There’s another reason why this technique is so powerful: Describing things vocally, out loud, creates a special kind of distance – and perspective. So whatever the problem, “all of a sudden you’ll see it much more clearly for what it is,” she said. “You can really navigate a problem by looking at it from different angles.”
Further, she added, “This is why Agile Post-Its are so popular.”
Being asked the questions creates a “safe and nurturing environment thought environment,” Tung said. And it’s a phenomenon that she also alluded to earlier in her presentation.
“Until we hear ourselves think, and very often give ourselves permission to think, we don’t really know what we think.
Cultivate courage and self-awareness
Questions like these can also require courage – to actually ask the question, as well as for the respondent to dare to answer honestly from their own position of personal agency. (“Be Told what to do, unfortunately, remains the default mode of management in many organizations for the most part,” Tung noted.)
But as part of this process, she says, you’ll have to trust your “instruments” — your senses, your feelings, and your thoughts.
And at this point, Tung talked about the importance of cultivating and valuing one’s own self-awareness. (Since you will need it to apply information from such powerful questions.)
She pointed out that in general, self-awareness and self-management “is what allows us to have positive and effective relationships with others – but also with our teams and in our organizations”.
What great managers do
But it’s also important when asking the questions to start with a critical assumption: that everyone already has what they need to overcome their challenges. “The goal of a coach or a great manager or a leader is to allow the thinker to find that path,” Tung said, adding, “It’s not to guide them or give them a path. It’s really up to people to think for themselves.
This also applies to the person asking the questions. The listener must assume they or they have everything they need, not just the person they’re talking to.

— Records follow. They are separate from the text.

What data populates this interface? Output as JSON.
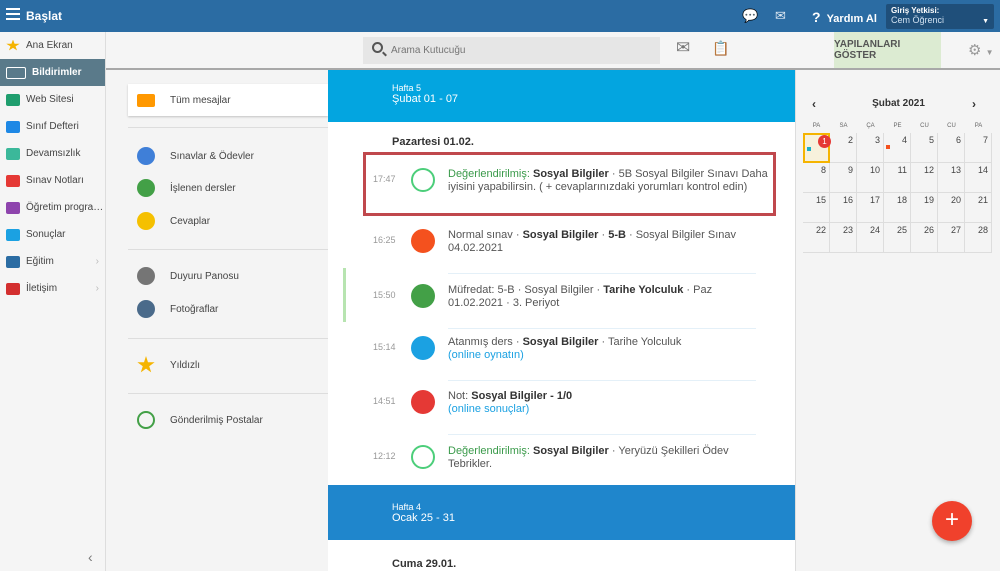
{
  "topbar": {
    "title": "Başlat",
    "help": "Yardım Al",
    "login_label": "Giriş Yetkisi:",
    "login_user": "Cem Öğrenci"
  },
  "sidebar": {
    "items": [
      {
        "label": "Ana Ekran",
        "color": "#f5b400"
      },
      {
        "label": "Bildirimler",
        "color": "#ffffff"
      },
      {
        "label": "Web Sitesi",
        "color": "#1f9e6e"
      },
      {
        "label": "Sınıf Defteri",
        "color": "#1e88e5"
      },
      {
        "label": "Devamsızlık",
        "color": "#3bb89a"
      },
      {
        "label": "Sınav Notları",
        "color": "#e53935"
      },
      {
        "label": "Öğretim progra…",
        "color": "#8e44ad"
      },
      {
        "label": "Sonuçlar",
        "color": "#1ba1e2"
      },
      {
        "label": "Eğitim",
        "color": "#2b6ca3"
      },
      {
        "label": "İletişim",
        "color": "#d32f2f"
      }
    ]
  },
  "toolbar": {
    "search_placeholder": "Arama Kutucuğu",
    "show_done": "YAPILANLARI GÖSTER"
  },
  "folders": [
    {
      "label": "Tüm mesajlar",
      "color": "#ff9800"
    },
    {
      "label": "Sınavlar & Ödevler",
      "color": "#3f7fd8"
    },
    {
      "label": "İşlenen dersler",
      "color": "#43a047"
    },
    {
      "label": "Cevaplar",
      "color": "#f5c000"
    },
    {
      "label": "Duyuru Panosu",
      "color": "#757575"
    },
    {
      "label": "Fotoğraflar",
      "color": "#4a6a8a"
    },
    {
      "label": "Yıldızlı",
      "color": "#f5b400"
    },
    {
      "label": "Gönderilmiş Postalar",
      "color": "#43a047"
    }
  ],
  "weeks": [
    {
      "label": "Hafta 5",
      "range": "Şubat 01 - 07"
    },
    {
      "label": "Hafta 4",
      "range": "Ocak 25 - 31"
    }
  ],
  "days": [
    "Pazartesi 01.02.",
    "Cuma 29.01."
  ],
  "messages": [
    {
      "time": "17:47",
      "a": "Değerlendirilmiş:",
      "b": "Sosyal Bilgiler",
      "c": "· 5B Sosyal Bilgiler Sınavı Daha iyisini yapabilirsin. ( + cevaplarınızdaki yorumları kontrol edin)"
    },
    {
      "time": "16:25",
      "a": "Normal sınav ·",
      "b": "Sosyal Bilgiler",
      "c": "·",
      "d": "5-B",
      "e": "· Sosyal Bilgiler Sınav 04.02.2021"
    },
    {
      "time": "15:50",
      "a": "Müfredat: 5-B · Sosyal Bilgiler ·",
      "b": "Tarihe Yolculuk",
      "c": "· Paz 01.02.2021 · 3. Periyot"
    },
    {
      "time": "15:14",
      "a": "Atanmış ders ·",
      "b": "Sosyal Bilgiler",
      "c": "· Tarihe Yolculuk",
      "link": "(online oynatın)"
    },
    {
      "time": "14:51",
      "a": "Not:",
      "b": "Sosyal Bilgiler - 1/0",
      "link": "(online sonuçlar)"
    },
    {
      "time": "12:12",
      "a": "Değerlendirilmiş:",
      "b": "Sosyal Bilgiler",
      "c": "· Yeryüzü Şekilleri Ödev Tebrikler."
    }
  ],
  "calendar": {
    "title": "Şubat 2021",
    "day_names": [
      "PA",
      "SA",
      "ÇA",
      "PE",
      "CU",
      "CU",
      "PA"
    ],
    "weeks": [
      [
        "1",
        "2",
        "3",
        "4",
        "5",
        "6",
        "7"
      ],
      [
        "8",
        "9",
        "10",
        "11",
        "12",
        "13",
        "14"
      ],
      [
        "15",
        "16",
        "17",
        "18",
        "19",
        "20",
        "21"
      ],
      [
        "22",
        "23",
        "24",
        "25",
        "26",
        "27",
        "28"
      ]
    ],
    "badge": "1"
  },
  "fab": "+"
}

To further illustrate the impact of powerful questions, Tung described a favorite exercise: simply asking what you want to think about? (And what do you think ?). “The listener promises not to interrupt – but to be present, and just to be still, and to be with them on this journey.
“And usually it’s like a five-minute exercise, and it scares people.”

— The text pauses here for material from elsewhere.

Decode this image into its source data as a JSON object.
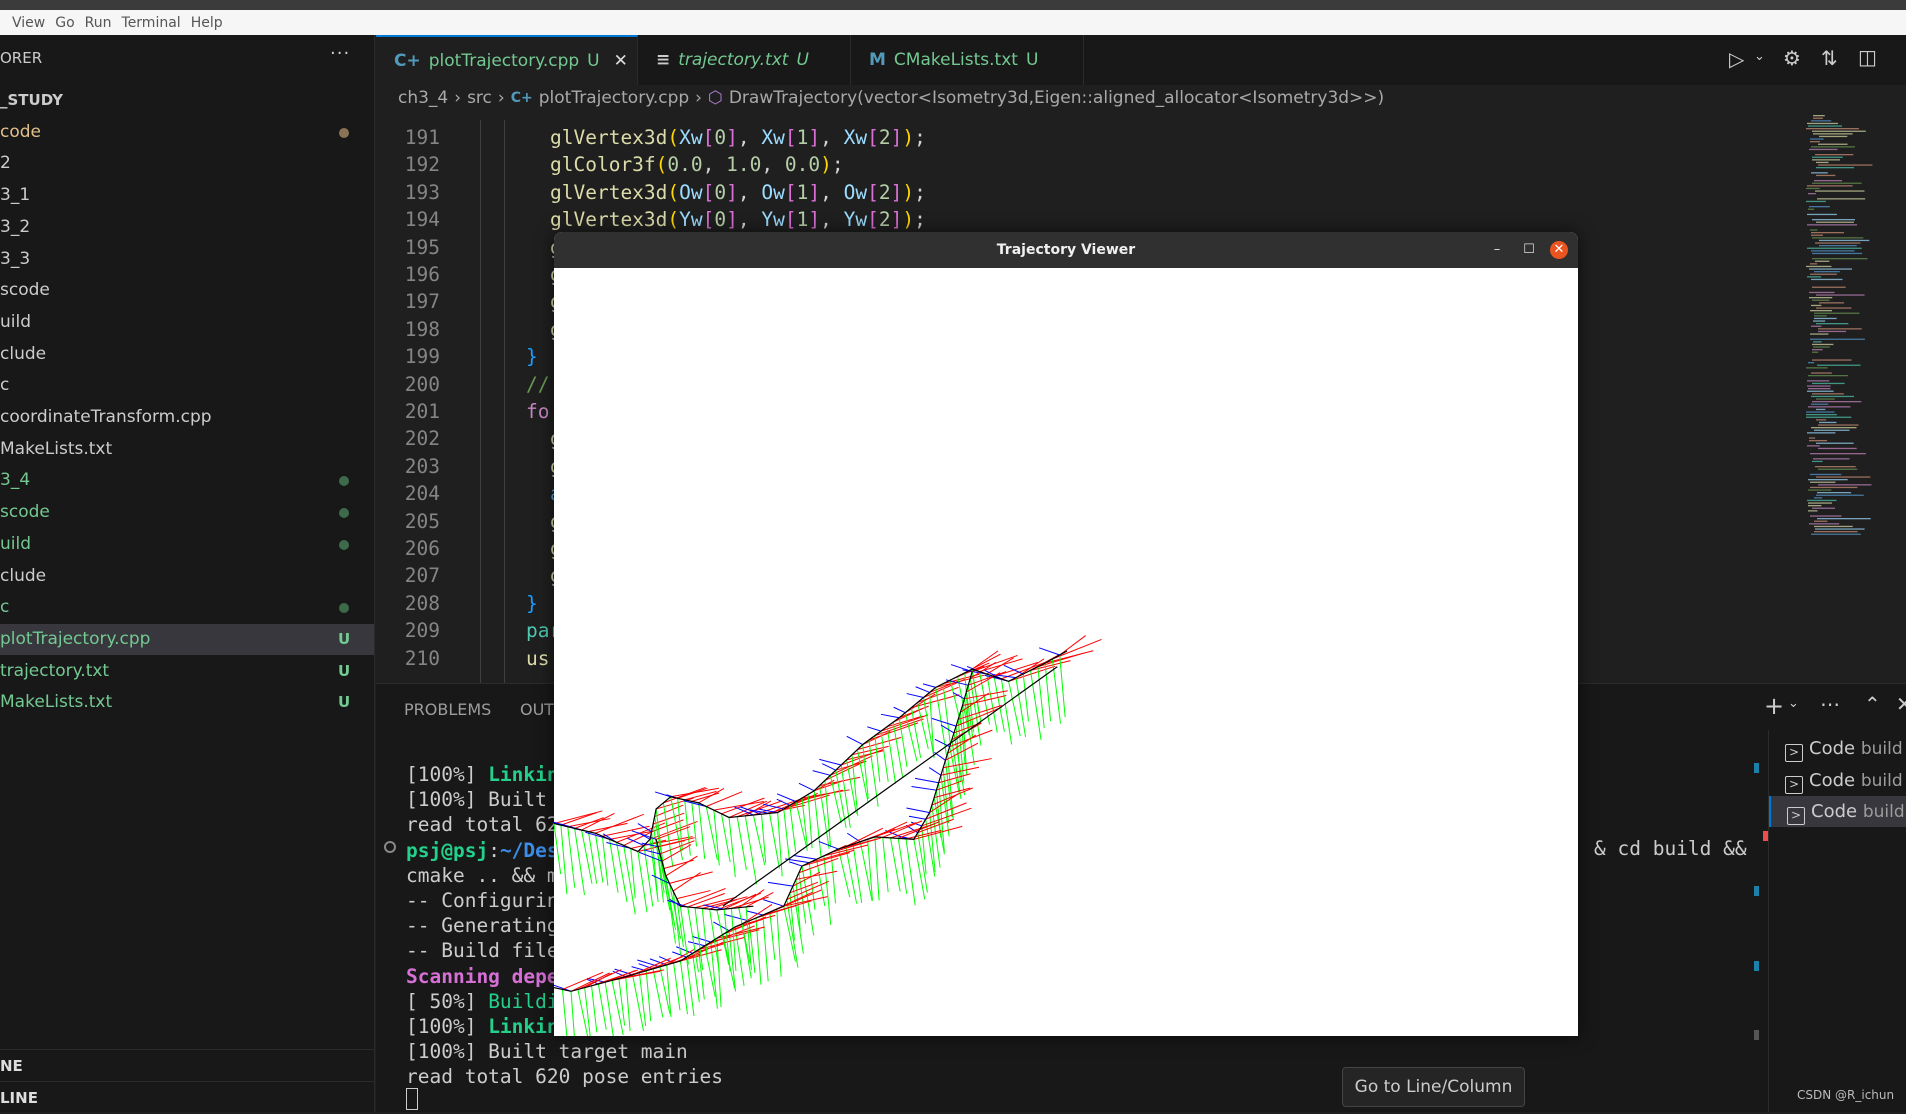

So, to extend the exercise, Tung usually asks the listener an additional question: “What more do you think, feel or want to say?” And at least 90% of the time, they will surprise themselves with extra thoughts. “We know deep down that our mind wants to think and we want to think for ourselves.”

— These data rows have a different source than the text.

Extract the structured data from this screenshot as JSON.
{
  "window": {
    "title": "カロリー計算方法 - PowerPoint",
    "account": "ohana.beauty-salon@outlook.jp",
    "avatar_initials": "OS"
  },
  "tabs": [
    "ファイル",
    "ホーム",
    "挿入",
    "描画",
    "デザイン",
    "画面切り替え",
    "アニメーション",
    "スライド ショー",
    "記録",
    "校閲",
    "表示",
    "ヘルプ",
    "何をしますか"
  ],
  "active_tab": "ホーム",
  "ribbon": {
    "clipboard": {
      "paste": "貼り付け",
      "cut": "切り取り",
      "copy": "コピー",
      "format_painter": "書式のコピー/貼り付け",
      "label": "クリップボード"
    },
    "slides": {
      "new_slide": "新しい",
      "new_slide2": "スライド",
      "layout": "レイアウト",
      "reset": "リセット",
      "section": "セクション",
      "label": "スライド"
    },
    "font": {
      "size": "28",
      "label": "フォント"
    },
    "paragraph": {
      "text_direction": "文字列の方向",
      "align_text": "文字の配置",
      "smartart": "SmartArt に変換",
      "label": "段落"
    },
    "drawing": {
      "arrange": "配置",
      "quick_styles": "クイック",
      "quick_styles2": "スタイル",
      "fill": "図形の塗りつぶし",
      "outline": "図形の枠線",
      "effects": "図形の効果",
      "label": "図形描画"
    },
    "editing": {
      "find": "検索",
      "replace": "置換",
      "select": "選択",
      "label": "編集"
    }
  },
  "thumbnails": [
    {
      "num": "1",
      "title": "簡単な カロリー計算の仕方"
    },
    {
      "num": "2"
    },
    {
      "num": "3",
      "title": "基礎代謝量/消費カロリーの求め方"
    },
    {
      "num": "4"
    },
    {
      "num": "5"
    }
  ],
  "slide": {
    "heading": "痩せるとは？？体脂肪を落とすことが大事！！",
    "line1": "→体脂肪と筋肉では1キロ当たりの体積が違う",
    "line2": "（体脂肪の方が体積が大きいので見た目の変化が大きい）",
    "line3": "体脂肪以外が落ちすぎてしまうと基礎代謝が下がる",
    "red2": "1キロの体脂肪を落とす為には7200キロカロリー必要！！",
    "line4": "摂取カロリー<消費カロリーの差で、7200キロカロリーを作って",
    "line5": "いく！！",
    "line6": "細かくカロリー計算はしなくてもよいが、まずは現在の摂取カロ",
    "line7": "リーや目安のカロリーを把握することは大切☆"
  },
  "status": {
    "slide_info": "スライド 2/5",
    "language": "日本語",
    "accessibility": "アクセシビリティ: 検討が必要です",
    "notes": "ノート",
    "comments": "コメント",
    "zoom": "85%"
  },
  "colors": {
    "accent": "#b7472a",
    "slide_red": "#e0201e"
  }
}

Towards the end of the conference, she shared a remarkable story about a life coach, Nancy Kline, who, during a speech in Russia, had invited a woman on stage. Kline then asked the same questions – what do you want to think about and what are your thoughts?
This prompted a torrent of responses, Tung recalls. The Russian woman “talks and talks… there are tears, there is a transformation”. And it ends with the woman taking Kline’s hand and thanking her for the epic experience – and for all the great advice she believed Kline had given her.
Kline could only smile sweetly — and gently point out that she hadn’t said a word. “That was all your thought.”
Tung shares the essential lesson this illustrates. “We talk about empowerment in organizations. But we wouldn’t need empowerment if we allowed ourselves to do our best to reflect.
“And that we respect each other enough to give each other permission to do their better thinking.
Featured image by Greyson Joralemon on Unsplash.